**TASK STATEMENT**
Skip the pictures and copy all the data that follows exactly.

━━━━━━

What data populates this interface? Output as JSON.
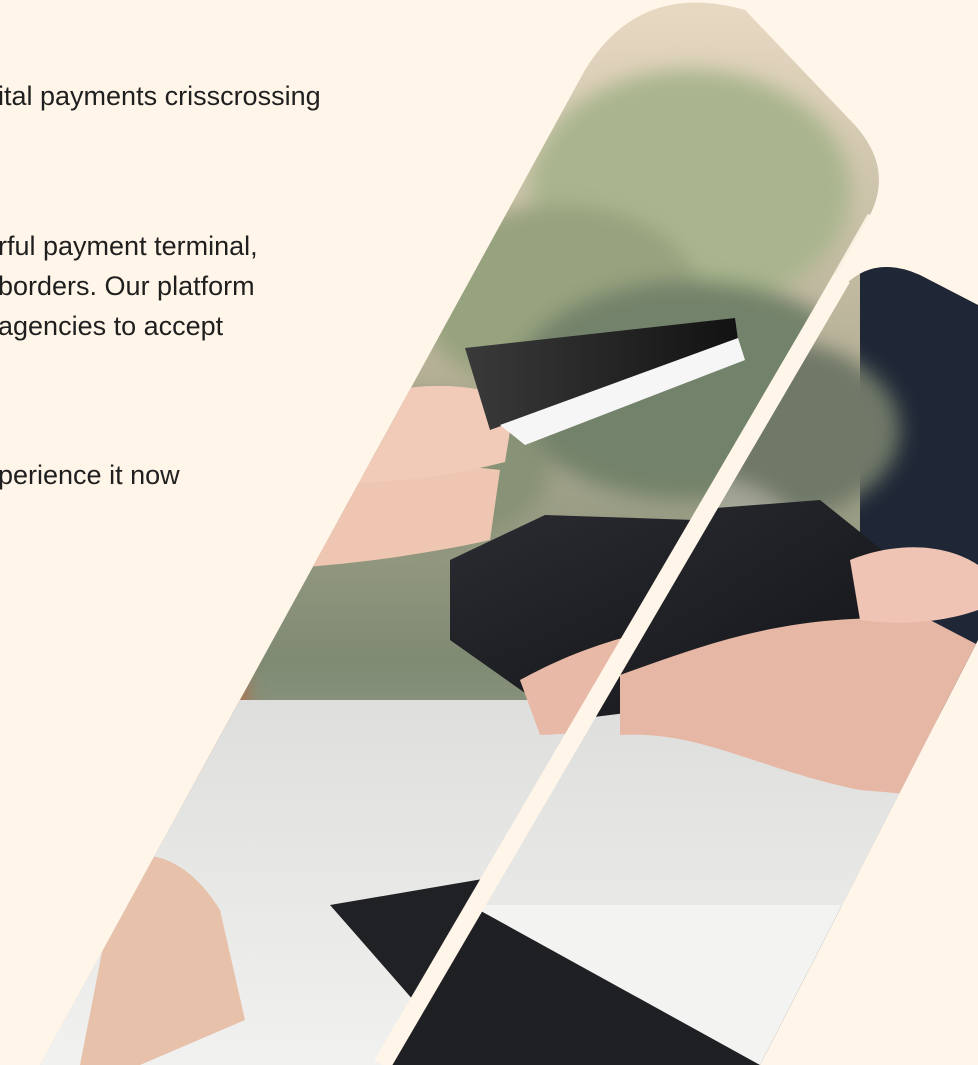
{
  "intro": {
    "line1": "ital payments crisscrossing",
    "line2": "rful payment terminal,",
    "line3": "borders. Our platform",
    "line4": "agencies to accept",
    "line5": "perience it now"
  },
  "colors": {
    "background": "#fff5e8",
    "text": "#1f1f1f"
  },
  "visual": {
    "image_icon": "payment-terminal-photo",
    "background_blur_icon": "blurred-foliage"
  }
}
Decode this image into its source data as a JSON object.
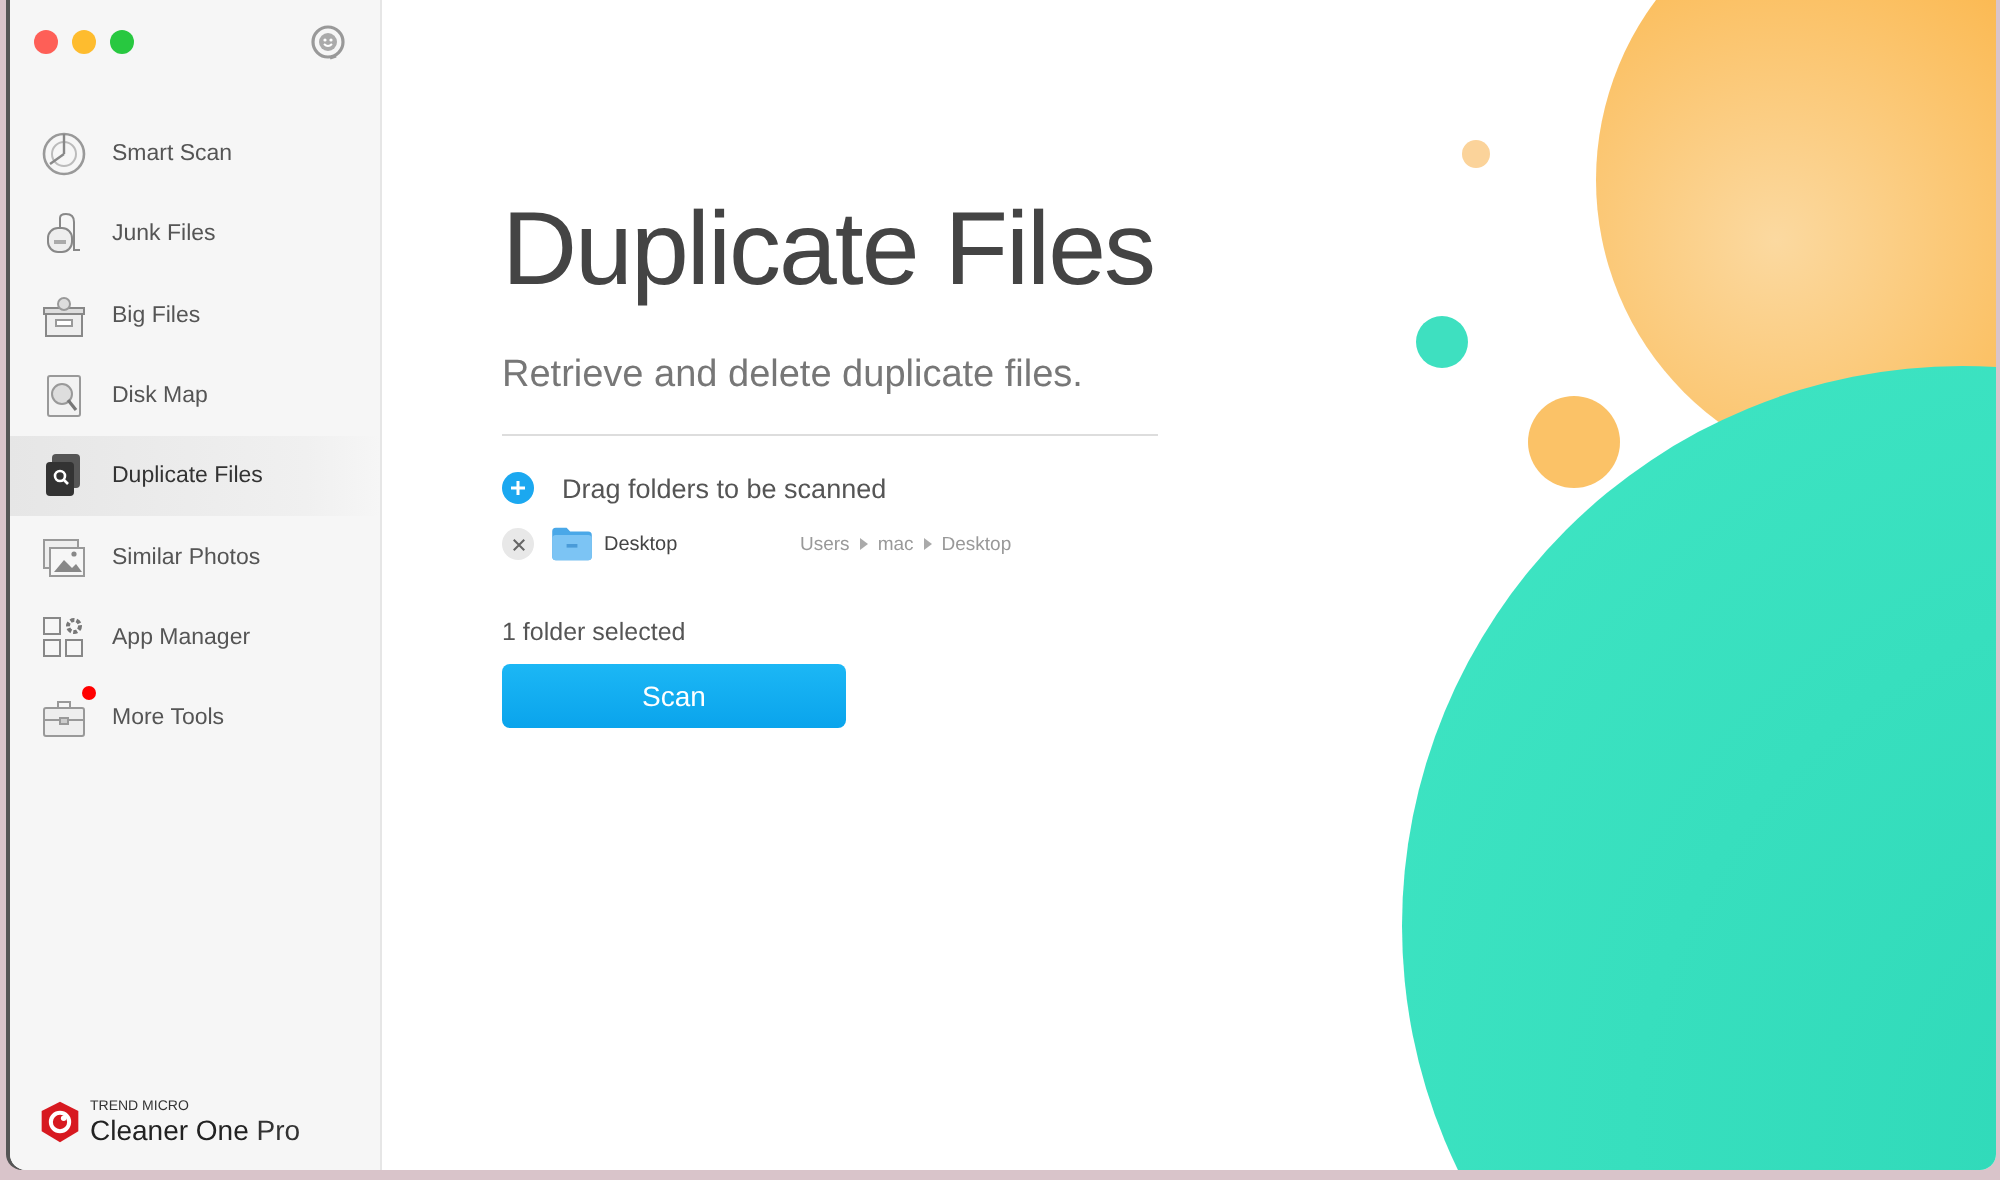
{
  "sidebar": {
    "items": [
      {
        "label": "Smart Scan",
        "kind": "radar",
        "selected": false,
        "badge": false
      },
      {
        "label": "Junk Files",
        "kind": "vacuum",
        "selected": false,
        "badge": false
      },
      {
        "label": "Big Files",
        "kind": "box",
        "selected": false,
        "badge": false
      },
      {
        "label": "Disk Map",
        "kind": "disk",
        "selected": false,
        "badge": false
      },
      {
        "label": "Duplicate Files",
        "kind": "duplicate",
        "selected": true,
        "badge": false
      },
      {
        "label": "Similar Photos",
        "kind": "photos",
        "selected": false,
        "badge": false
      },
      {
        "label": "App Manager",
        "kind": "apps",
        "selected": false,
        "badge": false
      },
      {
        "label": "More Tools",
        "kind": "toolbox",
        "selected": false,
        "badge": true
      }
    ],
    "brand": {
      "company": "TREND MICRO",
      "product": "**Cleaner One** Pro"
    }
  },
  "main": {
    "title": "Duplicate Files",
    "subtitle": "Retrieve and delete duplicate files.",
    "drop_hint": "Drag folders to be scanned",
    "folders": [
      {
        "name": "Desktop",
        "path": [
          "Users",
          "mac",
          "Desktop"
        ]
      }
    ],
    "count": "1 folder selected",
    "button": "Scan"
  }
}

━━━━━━

**EXERCISE SOLUTION**
What data populates this interface? Output as JSON.
{
  "intro": {
    "line1": "ital payments crisscrossing",
    "line2": "rful payment terminal,",
    "line3": "borders. Our platform",
    "line4": "agencies to accept",
    "line5": "perience it now"
  },
  "colors": {
    "background": "#fff5e8",
    "text": "#1f1f1f"
  },
  "visual": {
    "image_icon": "payment-terminal-photo",
    "background_blur_icon": "blurred-foliage"
  }
}
Decode this image into its source data as a JSON object.
{
  "sidebar": {
    "items": [
      {
        "label": "Smart Scan",
        "kind": "radar",
        "selected": false,
        "badge": false
      },
      {
        "label": "Junk Files",
        "kind": "vacuum",
        "selected": false,
        "badge": false
      },
      {
        "label": "Big Files",
        "kind": "box",
        "selected": false,
        "badge": false
      },
      {
        "label": "Disk Map",
        "kind": "disk",
        "selected": false,
        "badge": false
      },
      {
        "label": "Duplicate Files",
        "kind": "duplicate",
        "selected": true,
        "badge": false
      },
      {
        "label": "Similar Photos",
        "kind": "photos",
        "selected": false,
        "badge": false
      },
      {
        "label": "App Manager",
        "kind": "apps",
        "selected": false,
        "badge": false
      },
      {
        "label": "More Tools",
        "kind": "toolbox",
        "selected": false,
        "badge": true
      }
    ],
    "brand": {
      "company": "TREND MICRO",
      "product": "**Cleaner One** Pro"
    }
  },
  "main": {
    "title": "Duplicate Files",
    "subtitle": "Retrieve and delete duplicate files.",
    "drop_hint": "Drag folders to be scanned",
    "folders": [
      {
        "name": "Desktop",
        "path": [
          "Users",
          "mac",
          "Desktop"
        ]
      }
    ],
    "count": "1 folder selected",
    "button": "Scan"
  }
}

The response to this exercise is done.